Training the trainer
Continuing Professional Development (CPD) is so important for all fitness professionals. Whether its improving one’s knowledge of sports science, nutritional principles or business practises, personal trainers need to keep their knowledge current and in depth. It’s part of a commitment to our professionalism along with customer service and and health and safety of the client. Stephen Covey had a great description for this process: sharpening the saw. This autumn, I was keen to learn more about kettlebells. This piece of exercise equipment has gained popularity in recent years and it’s one that my clients have asked me about. Whilst I have some personal training education and experience with these cannonball-shaped weights, I wanted to learn more. So I joined a class of fitness students for a one-day practical course hosted by Discovery Learning.
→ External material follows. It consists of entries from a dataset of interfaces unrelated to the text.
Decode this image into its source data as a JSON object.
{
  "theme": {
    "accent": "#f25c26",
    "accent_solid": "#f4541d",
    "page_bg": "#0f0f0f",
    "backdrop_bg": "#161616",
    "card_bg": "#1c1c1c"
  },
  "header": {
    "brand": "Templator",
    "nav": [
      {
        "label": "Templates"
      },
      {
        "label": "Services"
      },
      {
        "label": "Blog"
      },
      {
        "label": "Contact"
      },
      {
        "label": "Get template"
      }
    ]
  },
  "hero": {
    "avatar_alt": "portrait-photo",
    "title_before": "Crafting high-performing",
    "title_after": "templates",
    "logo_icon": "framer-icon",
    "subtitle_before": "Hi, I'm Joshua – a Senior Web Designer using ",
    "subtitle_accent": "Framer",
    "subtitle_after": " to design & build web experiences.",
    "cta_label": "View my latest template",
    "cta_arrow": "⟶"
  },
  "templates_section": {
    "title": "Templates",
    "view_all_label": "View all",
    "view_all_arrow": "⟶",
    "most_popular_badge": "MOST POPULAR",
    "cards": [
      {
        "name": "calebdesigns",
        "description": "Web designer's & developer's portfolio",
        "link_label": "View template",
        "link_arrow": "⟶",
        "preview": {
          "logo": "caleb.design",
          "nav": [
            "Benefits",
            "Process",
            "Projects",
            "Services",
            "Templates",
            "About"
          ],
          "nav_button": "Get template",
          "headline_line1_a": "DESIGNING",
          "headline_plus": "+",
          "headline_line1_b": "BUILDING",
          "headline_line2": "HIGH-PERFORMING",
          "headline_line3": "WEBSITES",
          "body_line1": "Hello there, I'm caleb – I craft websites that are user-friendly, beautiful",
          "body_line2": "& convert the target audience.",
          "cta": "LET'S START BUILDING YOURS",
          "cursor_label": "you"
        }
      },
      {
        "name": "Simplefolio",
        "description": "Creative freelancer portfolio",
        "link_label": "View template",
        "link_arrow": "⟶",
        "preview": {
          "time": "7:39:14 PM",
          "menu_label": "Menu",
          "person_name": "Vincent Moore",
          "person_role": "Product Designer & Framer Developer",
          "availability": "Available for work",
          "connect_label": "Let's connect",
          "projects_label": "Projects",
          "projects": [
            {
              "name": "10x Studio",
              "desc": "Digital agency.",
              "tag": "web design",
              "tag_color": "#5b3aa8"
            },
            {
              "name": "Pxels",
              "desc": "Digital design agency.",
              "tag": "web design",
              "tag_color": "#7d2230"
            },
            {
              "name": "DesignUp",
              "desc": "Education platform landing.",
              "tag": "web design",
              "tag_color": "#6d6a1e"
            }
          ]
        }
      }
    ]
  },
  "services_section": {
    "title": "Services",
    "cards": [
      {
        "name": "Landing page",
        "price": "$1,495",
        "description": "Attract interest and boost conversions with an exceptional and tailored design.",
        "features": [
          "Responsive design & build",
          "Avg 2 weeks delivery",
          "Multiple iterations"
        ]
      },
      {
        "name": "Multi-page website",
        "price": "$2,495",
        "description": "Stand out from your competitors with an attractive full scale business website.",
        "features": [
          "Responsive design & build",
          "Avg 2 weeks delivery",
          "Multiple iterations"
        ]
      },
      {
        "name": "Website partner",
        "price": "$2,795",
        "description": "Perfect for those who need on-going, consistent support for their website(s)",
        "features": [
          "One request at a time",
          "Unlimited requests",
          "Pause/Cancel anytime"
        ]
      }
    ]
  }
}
The use of Kettlebells for athletic development has a long history starting in Ancient Greece and moving to 19th century Russia. The practise of swinging these weights remained popular in the former Soviet Union and today its influence has spread to the west. Kettlebells look deceptively simple to use, but learning about good technique and safe practise is essential for getting the most from them whilst avoiding injuries.
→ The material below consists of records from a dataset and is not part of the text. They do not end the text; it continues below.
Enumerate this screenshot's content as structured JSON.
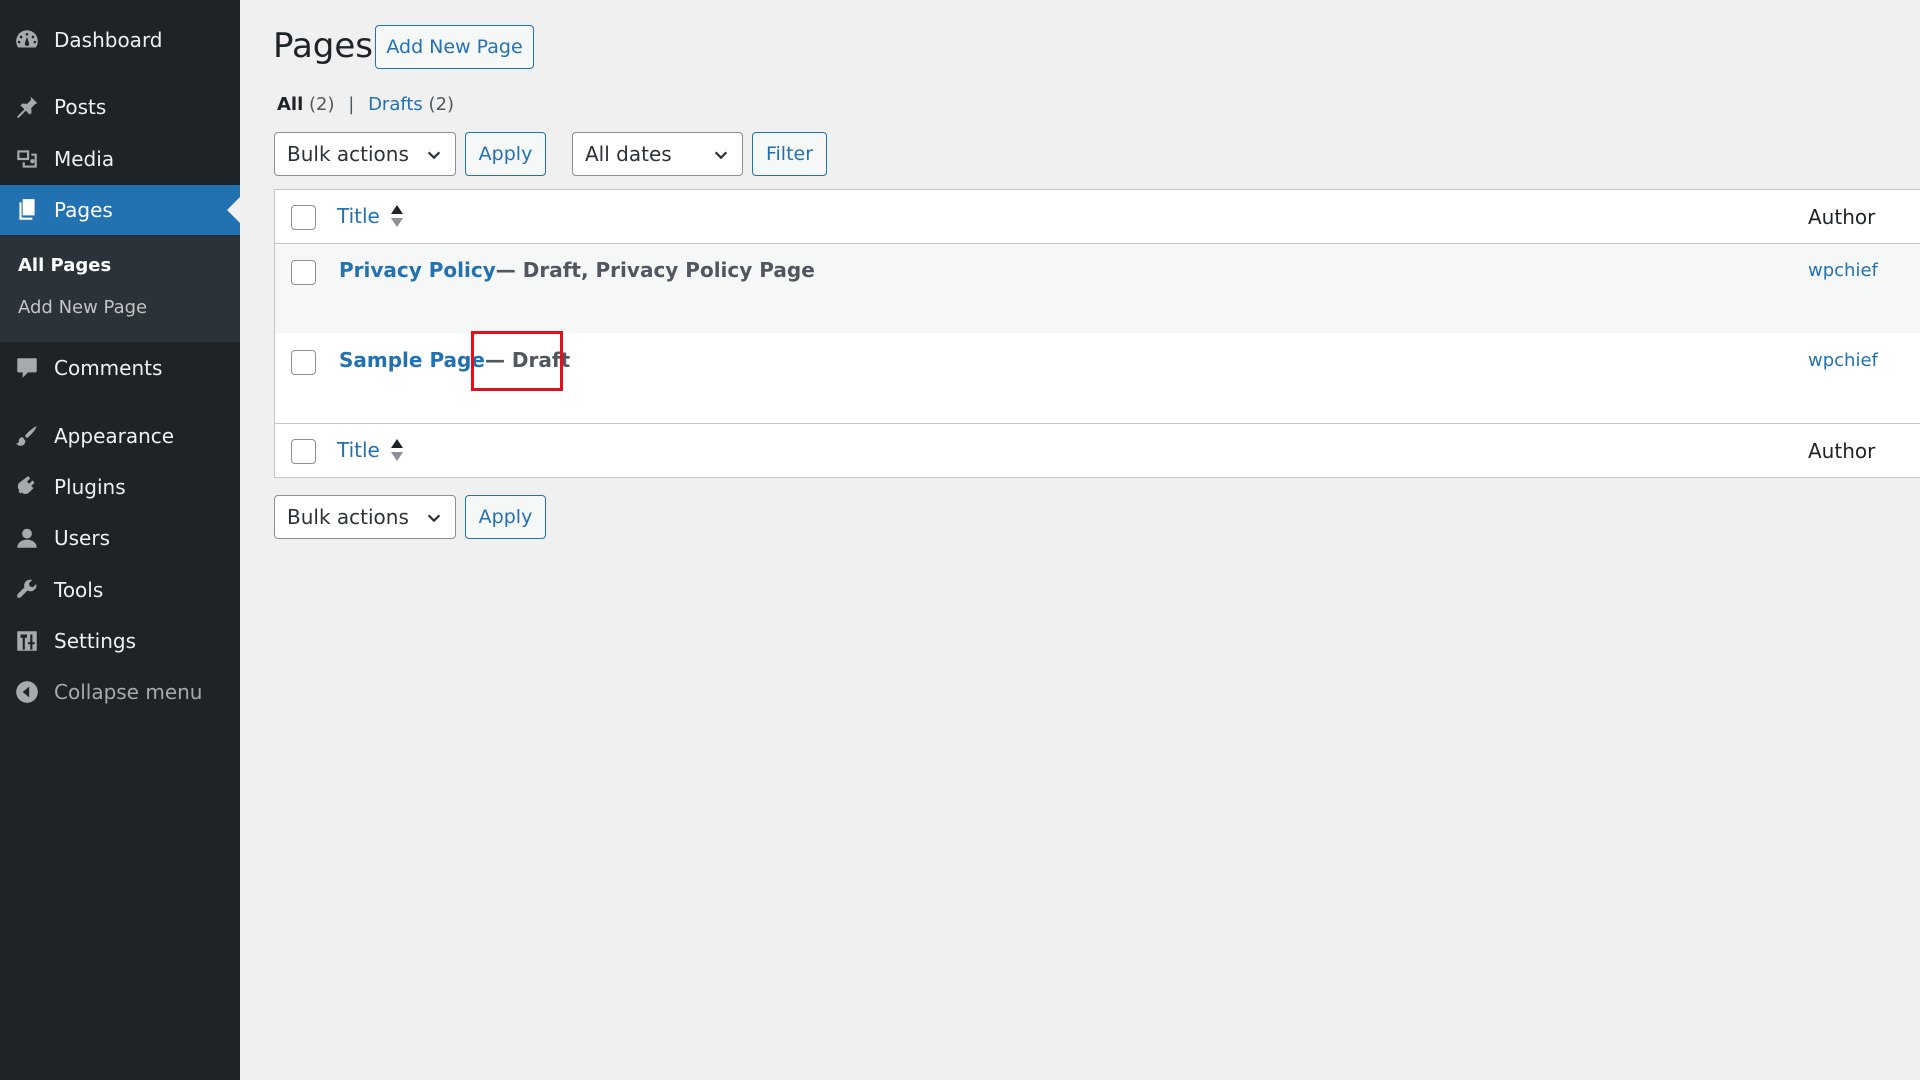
{
  "sidebar": {
    "items": [
      {
        "label": "Dashboard",
        "icon": "dashboard-icon"
      },
      {
        "label": "Posts",
        "icon": "pin-icon"
      },
      {
        "label": "Media",
        "icon": "media-icon"
      },
      {
        "label": "Pages",
        "icon": "pages-icon",
        "active": true
      },
      {
        "label": "Comments",
        "icon": "comment-icon"
      },
      {
        "label": "Appearance",
        "icon": "brush-icon"
      },
      {
        "label": "Plugins",
        "icon": "plugin-icon"
      },
      {
        "label": "Users",
        "icon": "user-icon"
      },
      {
        "label": "Tools",
        "icon": "wrench-icon"
      },
      {
        "label": "Settings",
        "icon": "settings-icon"
      },
      {
        "label": "Collapse menu",
        "icon": "collapse-icon"
      }
    ],
    "submenu": [
      {
        "label": "All Pages",
        "current": true
      },
      {
        "label": "Add New Page",
        "current": false
      }
    ]
  },
  "header": {
    "title": "Pages",
    "add_new_label": "Add New Page"
  },
  "views": {
    "all_label": "All",
    "all_count": "(2)",
    "separator": "|",
    "drafts_label": "Drafts",
    "drafts_count": "(2)"
  },
  "toolbar_top": {
    "bulk_actions": "Bulk actions",
    "apply_label": "Apply",
    "dates_select": "All dates",
    "filter_label": "Filter"
  },
  "toolbar_bottom": {
    "bulk_actions": "Bulk actions",
    "apply_label": "Apply"
  },
  "table": {
    "columns": {
      "title": "Title",
      "author": "Author"
    },
    "rows": [
      {
        "title": "Privacy Policy",
        "state": " — Draft, Privacy Policy Page",
        "author": "wpchief"
      },
      {
        "title": "Sample Page",
        "state": " — Draft",
        "author": "wpchief"
      }
    ]
  },
  "colors": {
    "sidebar_bg": "#1d2327",
    "accent": "#2271b1",
    "highlight": "#e0101d",
    "page_bg": "#f0f0f1"
  }
}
What to look for in a personal training course
At Discovery Learning’s training centre in west London, Mark was our tutor for the day. He communicated clearly and effectively the fundamentals of the kettlebell system and he was clearly a big fan of the equipment. This enthusiasm came through in his thoroughness in covering kettlebell principles, safety and teaching considerations. From his instruction, I felt well versed in the basics of good technique and safe practise with kettlebells.
Although Mark was thorough in his explanations, he also put myself and the other students through a full-on sequence of practical sessions. After an appropriate mobility, warm up and stretching segment, we got down to some serious work. Using a variety of kettlebell weights, we spent time (with a partner) learning each of the ten basic moves. These included the swing, deadlift, squat, presses, the bent over row and the windmill. We also practised how to cue the correct teaching points on our partners, until Mark was satisfied we were doing it correctly.
The practical session ended with a punishing Tabatta trial consisting of kettlebell swings intervals alternating with lunges. My back, legs and core were stiff for days afterwards. But as Mark had predicted – if I had got my exercise technique right – it was the glutes that really felt it afterwards. Even up to a few days later, I still found it difficult to walk due to the delayed onset muscle soreness. (This, of course, is high praise coming from a fitness professional).
At the end of the day, I was satisfied to see that the exercise system we favour at Muddy Plimsolls shares the same principles of good kettlebell training: simplicity, effectiveness and safety. My course – and the manual that came with it – was a great starting point for continuing to practise and develop knowledge on such an interesting subject.